Bonds offer a fixed rate return on your investment. Bonds are a great investment option for those who are cautious about risk. They have a lower risk of default and provide a higher return than traditional options such as bank FDs.
However, investors often get confused when trying to invest in bonds. They tend to confuse the yield to maturity and coupon rate. Contrary to popular belief, these metrics are not the same thing. You might be curious about the differences between yield to maturity and coupon rate in relation to bonds. Continue reading to learn more.
Commonly, the coupon rate is the rate at which a bond pays interest to an investor. It is the annual interest rate that the bond pays relative to its face value.
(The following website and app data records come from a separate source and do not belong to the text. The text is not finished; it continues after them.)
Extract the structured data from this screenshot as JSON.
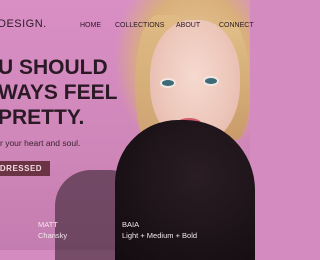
{
  "brand": "DESIGN.",
  "nav": {
    "items": [
      "HOME",
      "COLLECTIONS",
      "ABOUT",
      "CONNECT"
    ]
  },
  "hero": {
    "headline_lines": [
      "U SHOULD",
      "WAYS FEEL",
      "PRETTY."
    ],
    "subtitle": "r your heart and soul.",
    "cta_label": "DRESSED"
  },
  "font_credits": [
    {
      "name": "MATT",
      "detail": "Chansky"
    },
    {
      "name": "BAIA",
      "detail": "Light + Medium + Bold"
    }
  ],
  "colors": {
    "background": "#d48bbf",
    "text": "#2b1a25",
    "button": "#6a3444"
  }
}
It is expressed as a percentage. Let's look at an example to understand how coupon rates work.
Let's say that a company issues bonds with a face-value of Rs. 10,000. This bond has a 10% annual interest rate. The coupon rate is 10% per year. If you invest Rs. 10,000 in the bond, you will receive Rs. You will get Rs. 10,000 if you invest Rs. 1000 per annum in interest payments
Before we look at the yield to maturity, it is important to understand that bonds can, once they have been subscribed to by investors, be traded in the open market just like equity shares.
Yield to maturity (YTM), is the rate at which an investor earns if he holds the bond until its maturity date. Only when an investor purchases a bond on the secondary market does the YTM become relevant.
The following formula can be used to calculate the yield to maturity for a bond:
|YTM = [Annual Interest Payment] + [Face Value – Current Trading Price / Remaining Year To Maturity] / [Face Value + Current price / 2]|
Let's look at an example to understand the concept yield to maturity.
Let's say that a bond has a face worth of Rs. With a coupon rate 10%, 10,000. The bond currently trades on the market at Rs. 9,200. Let's say that the bond matures in five years. The interest will be paid twice a year. As explained below, the yield to maturity for such a bond is calculated.
(1,000), + [(10,000- 9,200] / 5]/ [(10,000+ 9,200] / 2] = 0.12208 or 12.08%
The main difference between yield to maturity and coupon rate is that the coupon rates remain the same throughout the term of the bond. The yield to maturity changes depending on many factors, such as the remaining years until maturity and the current bond price.
Another example illustrates the distinction between yield to maturity and coupon rate. Let's say that a bond has a face worth of Rs. With a coupon rate 10%, 10,000. Let's examine how the coupon rate, and the yield to maturity, behave in different situations.
|The Bond Purchased at||Coupon Rate||Yield To Mature|
|A price that is lower than the face value (I.E. A Discount||10%||Higher than the Coupon Rate|
|A price that is higher than the face value (I.E. A premium||10%||It is lower than the coupon rate|
This example shows not only the difference in coupon rate and yield-to-maturity, but also the inverse relationship between yield-to maturity and bond price.
The YTM is the average return an investor will experience over the remaining life of the bond. This is another difference between the two metrics. However, the coupon rate is the annual interest payment an investor would receive.
The coupon rate should be considered for investors who buy a bond directly from the company via a new offer and intend to stay invested until maturity. In such cases, the yield to maturity is irrelevant. For bond traders who sell and buy bonds on the secondary market, the yield at maturity should be considered. Because the YTM calculation also includes any possible profits or losses resulting from changes in bond market prices,